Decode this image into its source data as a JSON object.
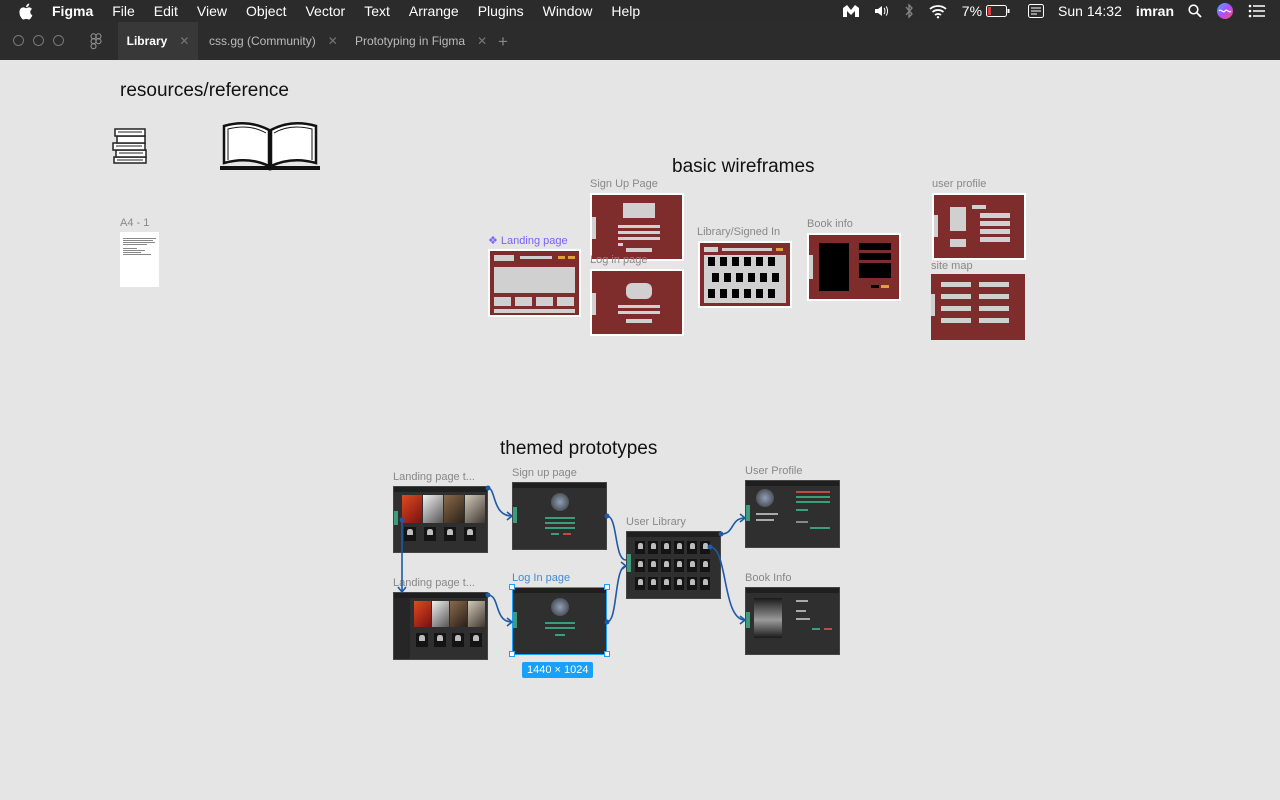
{
  "menubar": {
    "app": "Figma",
    "items": [
      "File",
      "Edit",
      "View",
      "Object",
      "Vector",
      "Text",
      "Arrange",
      "Plugins",
      "Window",
      "Help"
    ],
    "battery": "7%",
    "clock": "Sun 14:32",
    "user": "imran"
  },
  "tabs": [
    {
      "label": "Library"
    },
    {
      "label": "css.gg (Community)"
    },
    {
      "label": "Prototyping in Figma"
    }
  ],
  "canvas": {
    "resources_title": "resources/reference",
    "a4_label": "A4 - 1",
    "wireframes_title": "basic wireframes",
    "wireframes": {
      "landing": "Landing page",
      "signup": "Sign Up Page",
      "login": "Log in page",
      "library": "Library/Signed In",
      "bookinfo": "Book info",
      "userprofile": "user profile",
      "sitemap": "site map"
    },
    "prototypes_title": "themed prototypes",
    "prototypes": {
      "landing1": "Landing page t...",
      "landing2": "Landing page t...",
      "signup": "Sign up page",
      "login": "Log In page",
      "library": "User Library",
      "profile": "User Profile",
      "bookinfo": "Book Info"
    },
    "selection_size": "1440 × 1024"
  },
  "colors": {
    "canvas_bg": "#e5e5e5",
    "wireframe_fill": "#7e2c2c",
    "selection": "#18a0fb",
    "component_label": "#7b61ff",
    "prototype_accent": "#3a9e7a"
  }
}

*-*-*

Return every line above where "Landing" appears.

      "landing": "Landing page",
      "landing1": "Landing page t...",
      "landing2": "Landing page t...",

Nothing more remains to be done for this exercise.